The Robins strongest associations with Christmas can be traced back to long before the bird was named Britain's national bird in 1960 and again in 2015. In Victorian times, postal workers delivering Christmas cards were nicknamed Robins, as their red jackets resembled the robin's red breast.
According to legend the robin was present at Jesus' birth. The little robin hopped to close to the fire in the stable where Mary was giving birth and was scorched by the fire embers, gaining the red breast which was then passed on through the generations. The little robin dropped fresh dry sticks on to the dying fire and bellowed the embers with his wings, reigniting the fire and thus keeping the baby Jesus warm. Mary thanked and praised the robin for what he had done. Mary said tenderly to the little bird, "from now on let your red breast be a blessed reminder of your noble deed." Another legend suggests that the robin's redbreast is because of the association with Christ's death and crucifixion. Whilst Jesus was on the road to Calvary, it is said the robin plucked a thorn from Jesus' temple and a drop of Jesus' blood fell on the robin's chest, staining it red.

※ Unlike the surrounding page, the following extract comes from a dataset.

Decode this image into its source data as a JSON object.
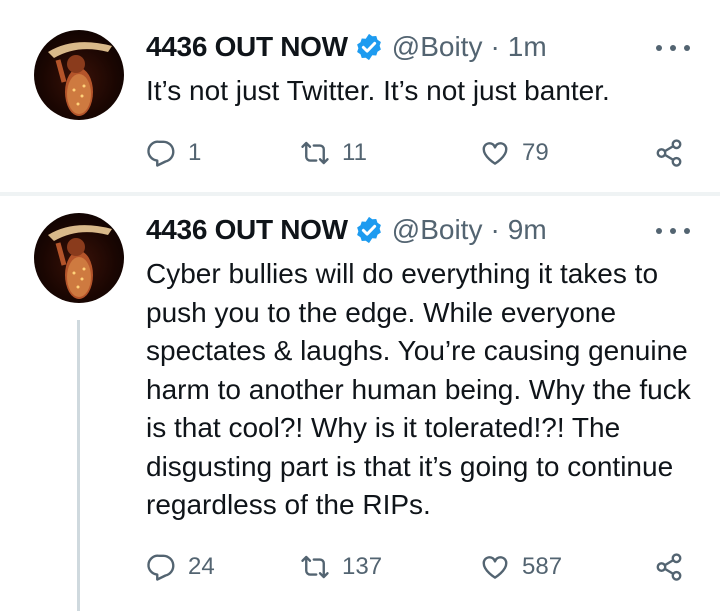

Along the way whilst pursuing my love for art and nature I have been fortunate enough to meet some very talented artists who have helped and encouraged me. I am grateful to have become acquainted with a photographer who has kindly given me access to some of his wonderful photographs. Martin Abbess photographs nature and sports using his Olympus and Canon cameras and an iPhone. He regularly posts his photographs on Instagram and you can find him @mart_the_gooner. It's really worth taking a look as Martin captures many birds, people and even the night sky whilst in motion. One lazy Sunday morning whilst slowly getting on with my chores I had the TV on in the background. Love your Weekend, hosted by Alan Titchmarsh on ITV, showed one of Martin's photographs. A robin in flight with a tasty meal worm in his beak, a truly spectacular photograph. This little robin then went on to feature in many daily tabloids, including The Times, The Sunday Times, The Telegraph, The Daily Mail and The Daily Star. A big thank you to Martin who has given me permission to share some of his robin photos with you.
Robins are a spiritual symbol and a visit from a robin is believed to signify the presence of a loved one who has passed, a sign that they are at peace. A messenger for the loved ones we have lost.
"When robins appear, loved ones are near."
Christmas is a time of celebration, gratitude, love and magic, but can also be a sad time, a lonely time. We remember friends and family that have passed, an emotional time of remembrance and nostalgia. The plucky little robins that visit my garden bring me cheer and comfort and I believe a message from loved ones that have already passed over. Robins can bring happiness, joy and luck. They symbolise strong marriages and the ending of an old phase, with the promise of something new, which leaves me to wish you all a happy and joyous Yuletide, Winter Solstice and Christmas and a bright, peaceful new year. A big thank you for taking the time to read my monthly blog posts. I hope you have enjoyed them. I will be back in January 2023 with more from 'The Pondering of an Artist' and of course you can find me on Instagram @purpleladybirdart. Keep shining your light this Christmas as it gives permission for others to do the same.
Sending you love & light,
Stay Naturally Curious...
Unsplash for beautiful source photographs
Jonna Jinton - A lovely Vlog about life in Sweden
The Robin: A Biography by Stephen Moss
A Treasury of British Folklore by Dee Dee Chainey
Winters in the World: A Journey through the Anglo-Saxon Year by Eleanor Parker